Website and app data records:
::::

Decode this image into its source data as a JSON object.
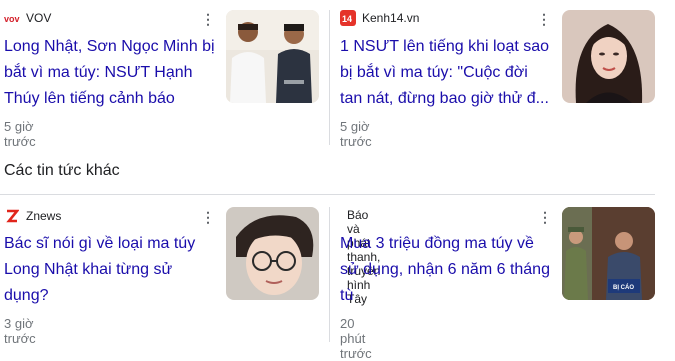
{
  "cards": [
    {
      "source": "VOV",
      "logo_icon": "vov-logo",
      "title": "Long Nhật, Sơn Ngọc Minh bị bắt vì ma túy: NSƯT Hạnh Thúy lên tiếng cảnh báo",
      "time": "5 giờ trước",
      "image": "two-men-arrest-photo"
    },
    {
      "source": "Kenh14.vn",
      "logo_icon": "kenh14-logo",
      "title": "1 NSƯT lên tiếng khi loạt sao bị bắt vì ma túy: \"Cuộc đời tan nát, đừng bao giờ thử đ...",
      "time": "5 giờ trước",
      "image": "woman-portrait-photo"
    },
    {
      "source": "Znews",
      "logo_icon": "znews-logo",
      "title": "Bác sĩ nói gì về loại ma túy Long Nhật khai từng sử dụng?",
      "time": "3 giờ trước",
      "image": "man-glasses-photo"
    },
    {
      "source": "Báo và phát thanh, truyền hình Tây",
      "logo_icon": "",
      "title": "Mua 3 triệu đồng ma túy về sử dụng, nhận 6 năm 6 tháng tù",
      "time": "20 phút trước",
      "image": "courtroom-photo",
      "image_label": "BỊ CÁO"
    }
  ],
  "section_title": "Các tin tức khác",
  "colors": {
    "link": "#1a0dab",
    "meta": "#70757a",
    "divider": "#dadce0",
    "vov_red": "#d4202a",
    "kenh14_red": "#e5332a",
    "znews_red": "#e1251b"
  }
}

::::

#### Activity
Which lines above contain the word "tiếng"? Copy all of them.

#### Solution to this task
      "title": "Long Nhật, Sơn Ngọc Minh bị bắt vì ma túy: NSƯT Hạnh Thúy lên tiếng cảnh báo",
      "title": "1 NSƯT lên tiếng khi loạt sao bị bắt vì ma túy: \"Cuộc đời tan nát, đừng bao giờ thử đ...",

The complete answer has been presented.